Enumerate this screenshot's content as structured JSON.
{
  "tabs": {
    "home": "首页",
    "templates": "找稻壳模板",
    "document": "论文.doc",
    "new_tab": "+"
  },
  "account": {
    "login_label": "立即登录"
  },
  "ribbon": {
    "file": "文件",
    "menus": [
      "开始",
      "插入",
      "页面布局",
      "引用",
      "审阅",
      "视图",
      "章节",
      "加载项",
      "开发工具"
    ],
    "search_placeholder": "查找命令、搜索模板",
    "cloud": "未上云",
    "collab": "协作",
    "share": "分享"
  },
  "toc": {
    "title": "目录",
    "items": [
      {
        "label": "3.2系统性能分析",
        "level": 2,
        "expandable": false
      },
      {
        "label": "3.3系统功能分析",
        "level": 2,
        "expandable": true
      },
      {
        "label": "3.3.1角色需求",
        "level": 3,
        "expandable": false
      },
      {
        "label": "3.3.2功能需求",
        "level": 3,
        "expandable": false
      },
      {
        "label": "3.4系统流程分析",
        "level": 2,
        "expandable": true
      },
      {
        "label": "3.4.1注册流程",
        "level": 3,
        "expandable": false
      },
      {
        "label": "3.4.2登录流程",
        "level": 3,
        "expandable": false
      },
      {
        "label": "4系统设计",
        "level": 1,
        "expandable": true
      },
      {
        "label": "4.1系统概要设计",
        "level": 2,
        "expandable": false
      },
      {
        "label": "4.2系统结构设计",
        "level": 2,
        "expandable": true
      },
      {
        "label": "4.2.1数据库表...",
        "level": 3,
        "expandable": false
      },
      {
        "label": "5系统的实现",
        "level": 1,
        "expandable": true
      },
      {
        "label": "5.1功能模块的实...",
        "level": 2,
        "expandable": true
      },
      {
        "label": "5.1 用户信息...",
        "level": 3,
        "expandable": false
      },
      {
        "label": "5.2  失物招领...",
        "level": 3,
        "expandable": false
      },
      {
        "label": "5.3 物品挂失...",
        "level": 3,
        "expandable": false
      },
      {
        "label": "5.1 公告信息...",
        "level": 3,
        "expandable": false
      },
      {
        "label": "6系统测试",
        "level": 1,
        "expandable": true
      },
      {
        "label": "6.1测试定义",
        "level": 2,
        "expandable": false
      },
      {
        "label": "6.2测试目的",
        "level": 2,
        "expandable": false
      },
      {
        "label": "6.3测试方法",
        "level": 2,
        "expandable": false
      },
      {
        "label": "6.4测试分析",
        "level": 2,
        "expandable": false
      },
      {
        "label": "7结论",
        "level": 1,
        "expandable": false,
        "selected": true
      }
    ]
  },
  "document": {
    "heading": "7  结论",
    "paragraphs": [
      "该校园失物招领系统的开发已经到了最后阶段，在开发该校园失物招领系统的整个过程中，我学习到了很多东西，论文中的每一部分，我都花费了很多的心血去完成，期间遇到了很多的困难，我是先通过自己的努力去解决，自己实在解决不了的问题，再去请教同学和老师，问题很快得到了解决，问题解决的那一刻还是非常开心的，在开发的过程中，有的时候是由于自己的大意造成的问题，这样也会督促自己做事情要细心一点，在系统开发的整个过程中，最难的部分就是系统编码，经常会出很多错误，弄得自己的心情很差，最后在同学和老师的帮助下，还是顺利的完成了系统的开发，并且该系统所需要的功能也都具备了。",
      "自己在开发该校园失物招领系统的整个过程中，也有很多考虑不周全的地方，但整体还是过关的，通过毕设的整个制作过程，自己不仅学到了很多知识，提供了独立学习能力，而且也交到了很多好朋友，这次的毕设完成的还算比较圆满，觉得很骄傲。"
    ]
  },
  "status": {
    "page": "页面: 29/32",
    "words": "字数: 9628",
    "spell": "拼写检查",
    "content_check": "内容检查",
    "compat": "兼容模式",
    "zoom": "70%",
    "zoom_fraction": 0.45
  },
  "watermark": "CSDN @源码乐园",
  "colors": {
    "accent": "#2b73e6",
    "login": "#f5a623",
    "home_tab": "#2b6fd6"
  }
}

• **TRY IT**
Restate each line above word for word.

• **REPLY**
Enumerate this screenshot's content as structured JSON.
{
  "tabs": {
    "home": "首页",
    "templates": "找稻壳模板",
    "document": "论文.doc",
    "new_tab": "+"
  },
  "account": {
    "login_label": "立即登录"
  },
  "ribbon": {
    "file": "文件",
    "menus": [
      "开始",
      "插入",
      "页面布局",
      "引用",
      "审阅",
      "视图",
      "章节",
      "加载项",
      "开发工具"
    ],
    "search_placeholder": "查找命令、搜索模板",
    "cloud": "未上云",
    "collab": "协作",
    "share": "分享"
  },
  "toc": {
    "title": "目录",
    "items": [
      {
        "label": "3.2系统性能分析",
        "level": 2,
        "expandable": false
      },
      {
        "label": "3.3系统功能分析",
        "level": 2,
        "expandable": true
      },
      {
        "label": "3.3.1角色需求",
        "level": 3,
        "expandable": false
      },
      {
        "label": "3.3.2功能需求",
        "level": 3,
        "expandable": false
      },
      {
        "label": "3.4系统流程分析",
        "level": 2,
        "expandable": true
      },
      {
        "label": "3.4.1注册流程",
        "level": 3,
        "expandable": false
      },
      {
        "label": "3.4.2登录流程",
        "level": 3,
        "expandable": false
      },
      {
        "label": "4系统设计",
        "level": 1,
        "expandable": true
      },
      {
        "label": "4.1系统概要设计",
        "level": 2,
        "expandable": false
      },
      {
        "label": "4.2系统结构设计",
        "level": 2,
        "expandable": true
      },
      {
        "label": "4.2.1数据库表...",
        "level": 3,
        "expandable": false
      },
      {
        "label": "5系统的实现",
        "level": 1,
        "expandable": true
      },
      {
        "label": "5.1功能模块的实...",
        "level": 2,
        "expandable": true
      },
      {
        "label": "5.1 用户信息...",
        "level": 3,
        "expandable": false
      },
      {
        "label": "5.2  失物招领...",
        "level": 3,
        "expandable": false
      },
      {
        "label": "5.3 物品挂失...",
        "level": 3,
        "expandable": false
      },
      {
        "label": "5.1 公告信息...",
        "level": 3,
        "expandable": false
      },
      {
        "label": "6系统测试",
        "level": 1,
        "expandable": true
      },
      {
        "label": "6.1测试定义",
        "level": 2,
        "expandable": false
      },
      {
        "label": "6.2测试目的",
        "level": 2,
        "expandable": false
      },
      {
        "label": "6.3测试方法",
        "level": 2,
        "expandable": false
      },
      {
        "label": "6.4测试分析",
        "level": 2,
        "expandable": false
      },
      {
        "label": "7结论",
        "level": 1,
        "expandable": false,
        "selected": true
      }
    ]
  },
  "document": {
    "heading": "7  结论",
    "paragraphs": [
      "该校园失物招领系统的开发已经到了最后阶段，在开发该校园失物招领系统的整个过程中，我学习到了很多东西，论文中的每一部分，我都花费了很多的心血去完成，期间遇到了很多的困难，我是先通过自己的努力去解决，自己实在解决不了的问题，再去请教同学和老师，问题很快得到了解决，问题解决的那一刻还是非常开心的，在开发的过程中，有的时候是由于自己的大意造成的问题，这样也会督促自己做事情要细心一点，在系统开发的整个过程中，最难的部分就是系统编码，经常会出很多错误，弄得自己的心情很差，最后在同学和老师的帮助下，还是顺利的完成了系统的开发，并且该系统所需要的功能也都具备了。",
      "自己在开发该校园失物招领系统的整个过程中，也有很多考虑不周全的地方，但整体还是过关的，通过毕设的整个制作过程，自己不仅学到了很多知识，提供了独立学习能力，而且也交到了很多好朋友，这次的毕设完成的还算比较圆满，觉得很骄傲。"
    ]
  },
  "status": {
    "page": "页面: 29/32",
    "words": "字数: 9628",
    "spell": "拼写检查",
    "content_check": "内容检查",
    "compat": "兼容模式",
    "zoom": "70%",
    "zoom_fraction": 0.45
  },
  "watermark": "CSDN @源码乐园",
  "colors": {
    "accent": "#2b73e6",
    "login": "#f5a623",
    "home_tab": "#2b6fd6"
  }
}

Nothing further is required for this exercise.